Work out how many lines in the listing below include the word "annually". Give nothing but the number.

● **Extracted records**
---------------
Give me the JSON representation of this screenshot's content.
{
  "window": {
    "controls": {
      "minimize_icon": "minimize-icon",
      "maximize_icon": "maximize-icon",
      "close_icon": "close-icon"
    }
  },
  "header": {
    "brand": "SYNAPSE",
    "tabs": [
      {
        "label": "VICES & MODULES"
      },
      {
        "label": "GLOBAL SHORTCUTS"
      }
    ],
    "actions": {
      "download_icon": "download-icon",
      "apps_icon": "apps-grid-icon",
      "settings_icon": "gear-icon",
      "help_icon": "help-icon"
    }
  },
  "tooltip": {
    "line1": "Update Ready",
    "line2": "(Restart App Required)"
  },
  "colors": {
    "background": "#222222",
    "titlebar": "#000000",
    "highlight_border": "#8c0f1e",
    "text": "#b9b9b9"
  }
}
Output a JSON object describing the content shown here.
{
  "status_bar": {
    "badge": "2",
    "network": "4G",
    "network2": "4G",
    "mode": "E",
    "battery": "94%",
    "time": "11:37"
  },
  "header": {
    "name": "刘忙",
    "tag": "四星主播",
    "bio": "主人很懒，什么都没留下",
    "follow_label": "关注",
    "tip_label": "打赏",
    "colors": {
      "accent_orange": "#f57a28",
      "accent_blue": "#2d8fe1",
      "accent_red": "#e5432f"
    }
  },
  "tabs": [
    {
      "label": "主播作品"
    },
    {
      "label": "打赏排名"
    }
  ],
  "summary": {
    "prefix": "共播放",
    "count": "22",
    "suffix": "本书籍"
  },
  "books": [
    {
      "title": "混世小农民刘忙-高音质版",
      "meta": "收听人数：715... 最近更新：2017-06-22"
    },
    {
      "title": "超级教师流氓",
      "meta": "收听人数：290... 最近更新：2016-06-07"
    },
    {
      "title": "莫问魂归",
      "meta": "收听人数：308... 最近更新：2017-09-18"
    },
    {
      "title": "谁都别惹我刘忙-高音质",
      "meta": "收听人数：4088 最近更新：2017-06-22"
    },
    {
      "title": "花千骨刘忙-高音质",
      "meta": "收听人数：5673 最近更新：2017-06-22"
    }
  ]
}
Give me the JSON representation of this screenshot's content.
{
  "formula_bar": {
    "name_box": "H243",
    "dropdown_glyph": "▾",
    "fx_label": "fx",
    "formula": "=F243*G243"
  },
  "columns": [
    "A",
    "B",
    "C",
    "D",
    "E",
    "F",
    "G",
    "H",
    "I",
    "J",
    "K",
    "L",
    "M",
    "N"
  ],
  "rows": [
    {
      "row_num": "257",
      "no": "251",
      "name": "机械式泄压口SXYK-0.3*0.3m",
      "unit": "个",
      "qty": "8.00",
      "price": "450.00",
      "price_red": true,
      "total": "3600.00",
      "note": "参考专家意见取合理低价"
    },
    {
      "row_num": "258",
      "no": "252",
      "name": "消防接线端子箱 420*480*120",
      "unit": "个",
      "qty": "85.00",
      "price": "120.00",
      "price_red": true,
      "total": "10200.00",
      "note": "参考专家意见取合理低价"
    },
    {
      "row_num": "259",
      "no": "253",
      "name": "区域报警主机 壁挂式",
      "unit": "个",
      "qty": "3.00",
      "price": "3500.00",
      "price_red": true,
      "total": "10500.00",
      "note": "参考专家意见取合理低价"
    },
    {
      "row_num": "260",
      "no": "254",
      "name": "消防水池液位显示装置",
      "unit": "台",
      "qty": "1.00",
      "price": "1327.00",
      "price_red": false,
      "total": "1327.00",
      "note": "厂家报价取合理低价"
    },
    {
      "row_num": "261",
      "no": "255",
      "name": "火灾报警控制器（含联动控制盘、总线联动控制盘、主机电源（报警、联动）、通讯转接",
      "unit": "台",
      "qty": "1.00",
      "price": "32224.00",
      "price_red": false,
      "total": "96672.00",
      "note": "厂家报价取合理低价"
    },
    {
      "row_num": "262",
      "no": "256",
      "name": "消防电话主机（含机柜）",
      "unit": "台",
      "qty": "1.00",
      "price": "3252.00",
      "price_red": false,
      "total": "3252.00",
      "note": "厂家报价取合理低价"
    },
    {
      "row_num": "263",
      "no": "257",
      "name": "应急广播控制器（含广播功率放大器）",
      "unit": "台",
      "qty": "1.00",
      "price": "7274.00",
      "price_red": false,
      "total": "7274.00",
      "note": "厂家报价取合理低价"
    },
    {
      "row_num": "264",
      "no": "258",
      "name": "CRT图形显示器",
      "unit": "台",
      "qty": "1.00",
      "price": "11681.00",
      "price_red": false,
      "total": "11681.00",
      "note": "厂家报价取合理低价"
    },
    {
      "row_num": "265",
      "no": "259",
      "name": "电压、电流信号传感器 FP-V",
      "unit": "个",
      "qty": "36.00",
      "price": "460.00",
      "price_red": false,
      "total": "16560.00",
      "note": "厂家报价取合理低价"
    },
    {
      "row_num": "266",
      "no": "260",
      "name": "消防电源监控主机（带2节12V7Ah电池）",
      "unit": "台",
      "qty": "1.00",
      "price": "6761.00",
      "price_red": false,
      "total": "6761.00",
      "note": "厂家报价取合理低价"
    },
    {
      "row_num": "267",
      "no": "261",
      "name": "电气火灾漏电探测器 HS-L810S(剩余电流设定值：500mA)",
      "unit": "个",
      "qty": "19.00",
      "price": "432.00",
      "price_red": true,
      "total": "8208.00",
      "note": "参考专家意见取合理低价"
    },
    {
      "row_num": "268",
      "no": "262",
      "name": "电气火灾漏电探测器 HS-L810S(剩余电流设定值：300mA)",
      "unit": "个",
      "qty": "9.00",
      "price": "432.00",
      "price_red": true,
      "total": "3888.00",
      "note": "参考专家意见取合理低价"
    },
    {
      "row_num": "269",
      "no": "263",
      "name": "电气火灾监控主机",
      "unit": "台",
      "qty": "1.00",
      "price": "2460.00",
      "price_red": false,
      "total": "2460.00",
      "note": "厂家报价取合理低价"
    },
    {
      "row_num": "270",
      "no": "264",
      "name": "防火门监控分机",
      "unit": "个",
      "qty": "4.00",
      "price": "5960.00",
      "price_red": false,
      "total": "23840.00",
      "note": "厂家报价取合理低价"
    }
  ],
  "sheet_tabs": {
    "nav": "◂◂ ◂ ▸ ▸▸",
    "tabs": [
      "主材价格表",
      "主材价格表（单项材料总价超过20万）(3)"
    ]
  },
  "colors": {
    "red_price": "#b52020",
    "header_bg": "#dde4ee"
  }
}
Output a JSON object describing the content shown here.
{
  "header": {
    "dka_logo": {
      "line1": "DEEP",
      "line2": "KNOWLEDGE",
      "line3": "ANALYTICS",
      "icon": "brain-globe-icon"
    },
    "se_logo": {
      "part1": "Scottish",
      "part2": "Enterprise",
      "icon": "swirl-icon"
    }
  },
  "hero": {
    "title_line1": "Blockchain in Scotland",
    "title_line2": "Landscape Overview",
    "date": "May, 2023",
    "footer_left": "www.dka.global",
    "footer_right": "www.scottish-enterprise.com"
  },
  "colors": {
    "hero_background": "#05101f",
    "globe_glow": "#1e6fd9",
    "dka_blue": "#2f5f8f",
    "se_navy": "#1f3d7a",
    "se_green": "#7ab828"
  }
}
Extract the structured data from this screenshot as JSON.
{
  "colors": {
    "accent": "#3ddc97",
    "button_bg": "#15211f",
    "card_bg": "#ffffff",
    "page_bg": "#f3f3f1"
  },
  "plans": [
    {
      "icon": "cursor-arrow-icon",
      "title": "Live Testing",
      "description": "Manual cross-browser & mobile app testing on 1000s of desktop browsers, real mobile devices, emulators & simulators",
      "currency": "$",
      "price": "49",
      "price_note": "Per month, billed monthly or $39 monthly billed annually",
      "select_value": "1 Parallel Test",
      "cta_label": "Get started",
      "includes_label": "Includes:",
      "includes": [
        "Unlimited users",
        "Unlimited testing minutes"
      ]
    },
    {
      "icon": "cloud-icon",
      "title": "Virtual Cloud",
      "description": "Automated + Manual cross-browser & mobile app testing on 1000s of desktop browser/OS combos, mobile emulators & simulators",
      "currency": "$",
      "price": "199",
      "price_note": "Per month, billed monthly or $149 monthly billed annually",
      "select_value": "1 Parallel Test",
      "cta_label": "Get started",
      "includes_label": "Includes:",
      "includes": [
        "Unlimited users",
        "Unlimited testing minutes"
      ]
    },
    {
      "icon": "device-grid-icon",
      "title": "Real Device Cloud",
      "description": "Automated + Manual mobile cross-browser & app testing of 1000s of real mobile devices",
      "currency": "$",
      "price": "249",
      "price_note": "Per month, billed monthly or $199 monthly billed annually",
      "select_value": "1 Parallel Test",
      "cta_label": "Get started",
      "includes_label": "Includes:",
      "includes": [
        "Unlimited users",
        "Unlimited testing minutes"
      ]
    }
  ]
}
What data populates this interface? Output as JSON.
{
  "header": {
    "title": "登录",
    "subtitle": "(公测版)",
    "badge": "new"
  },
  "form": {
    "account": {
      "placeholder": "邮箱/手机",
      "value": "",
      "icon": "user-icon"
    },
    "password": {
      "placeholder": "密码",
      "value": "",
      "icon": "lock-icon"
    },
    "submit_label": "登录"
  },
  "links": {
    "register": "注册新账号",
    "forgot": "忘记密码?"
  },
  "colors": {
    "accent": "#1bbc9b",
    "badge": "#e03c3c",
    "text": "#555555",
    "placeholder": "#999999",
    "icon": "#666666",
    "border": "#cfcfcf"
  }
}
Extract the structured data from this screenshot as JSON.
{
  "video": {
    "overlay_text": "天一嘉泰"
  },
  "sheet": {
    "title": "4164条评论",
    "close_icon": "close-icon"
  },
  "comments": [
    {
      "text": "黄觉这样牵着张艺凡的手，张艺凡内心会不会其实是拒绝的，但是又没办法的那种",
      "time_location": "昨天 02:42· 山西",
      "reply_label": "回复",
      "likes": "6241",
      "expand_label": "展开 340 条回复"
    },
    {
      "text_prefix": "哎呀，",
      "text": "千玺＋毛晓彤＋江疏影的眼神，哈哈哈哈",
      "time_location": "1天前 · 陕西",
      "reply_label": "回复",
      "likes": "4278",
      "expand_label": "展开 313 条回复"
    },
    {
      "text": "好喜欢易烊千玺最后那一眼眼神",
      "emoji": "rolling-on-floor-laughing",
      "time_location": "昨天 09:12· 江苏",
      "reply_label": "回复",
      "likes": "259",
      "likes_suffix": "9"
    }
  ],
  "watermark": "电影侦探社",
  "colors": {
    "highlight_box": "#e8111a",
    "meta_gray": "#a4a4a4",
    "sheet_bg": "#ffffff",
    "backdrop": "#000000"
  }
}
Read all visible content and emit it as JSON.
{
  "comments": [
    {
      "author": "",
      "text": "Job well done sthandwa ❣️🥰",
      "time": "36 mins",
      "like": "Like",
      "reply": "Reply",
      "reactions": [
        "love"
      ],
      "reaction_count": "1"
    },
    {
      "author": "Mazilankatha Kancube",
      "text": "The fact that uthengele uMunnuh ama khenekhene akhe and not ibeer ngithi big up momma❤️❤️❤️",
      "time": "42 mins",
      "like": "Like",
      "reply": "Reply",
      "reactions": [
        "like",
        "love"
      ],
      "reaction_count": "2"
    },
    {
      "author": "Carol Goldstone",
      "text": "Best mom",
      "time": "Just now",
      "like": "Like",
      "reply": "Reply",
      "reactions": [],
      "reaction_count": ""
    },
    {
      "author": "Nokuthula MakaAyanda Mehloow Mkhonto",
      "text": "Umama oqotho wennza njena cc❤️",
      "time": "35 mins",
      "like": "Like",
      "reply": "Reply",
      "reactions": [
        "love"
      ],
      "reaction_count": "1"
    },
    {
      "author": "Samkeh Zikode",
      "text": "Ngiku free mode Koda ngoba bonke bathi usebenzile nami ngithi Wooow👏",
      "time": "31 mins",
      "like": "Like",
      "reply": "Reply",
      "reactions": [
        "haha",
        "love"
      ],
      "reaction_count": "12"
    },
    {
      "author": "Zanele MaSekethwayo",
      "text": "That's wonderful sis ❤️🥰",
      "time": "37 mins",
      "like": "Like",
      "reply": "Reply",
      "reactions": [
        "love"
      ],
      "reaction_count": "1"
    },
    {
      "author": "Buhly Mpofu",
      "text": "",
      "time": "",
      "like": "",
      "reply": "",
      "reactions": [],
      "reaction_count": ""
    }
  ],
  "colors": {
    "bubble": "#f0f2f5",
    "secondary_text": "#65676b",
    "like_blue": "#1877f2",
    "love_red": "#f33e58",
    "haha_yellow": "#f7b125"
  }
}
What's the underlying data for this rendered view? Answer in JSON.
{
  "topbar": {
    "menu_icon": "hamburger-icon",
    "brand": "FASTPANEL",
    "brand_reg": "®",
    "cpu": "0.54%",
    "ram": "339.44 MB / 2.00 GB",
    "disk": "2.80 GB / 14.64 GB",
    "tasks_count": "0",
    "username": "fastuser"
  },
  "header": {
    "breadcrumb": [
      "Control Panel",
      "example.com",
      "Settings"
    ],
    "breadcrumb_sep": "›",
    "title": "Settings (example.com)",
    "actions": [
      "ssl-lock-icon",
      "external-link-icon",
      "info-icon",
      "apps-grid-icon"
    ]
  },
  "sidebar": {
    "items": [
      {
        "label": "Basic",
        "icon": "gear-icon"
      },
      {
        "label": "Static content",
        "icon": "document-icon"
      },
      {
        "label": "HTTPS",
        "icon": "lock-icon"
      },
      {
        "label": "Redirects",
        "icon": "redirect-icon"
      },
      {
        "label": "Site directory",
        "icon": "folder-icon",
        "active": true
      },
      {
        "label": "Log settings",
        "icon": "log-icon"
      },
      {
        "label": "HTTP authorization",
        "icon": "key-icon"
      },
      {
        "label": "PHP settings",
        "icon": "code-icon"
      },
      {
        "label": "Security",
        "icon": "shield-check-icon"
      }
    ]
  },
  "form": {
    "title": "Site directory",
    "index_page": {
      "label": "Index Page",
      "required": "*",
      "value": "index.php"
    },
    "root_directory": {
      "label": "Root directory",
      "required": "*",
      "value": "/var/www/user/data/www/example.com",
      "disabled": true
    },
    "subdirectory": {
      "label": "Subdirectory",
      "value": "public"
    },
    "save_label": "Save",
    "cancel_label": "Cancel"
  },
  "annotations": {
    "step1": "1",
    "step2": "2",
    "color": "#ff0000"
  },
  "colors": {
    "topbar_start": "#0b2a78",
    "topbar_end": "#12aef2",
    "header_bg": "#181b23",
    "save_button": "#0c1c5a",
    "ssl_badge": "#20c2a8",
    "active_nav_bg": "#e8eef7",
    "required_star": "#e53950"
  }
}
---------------
● **Solution**
3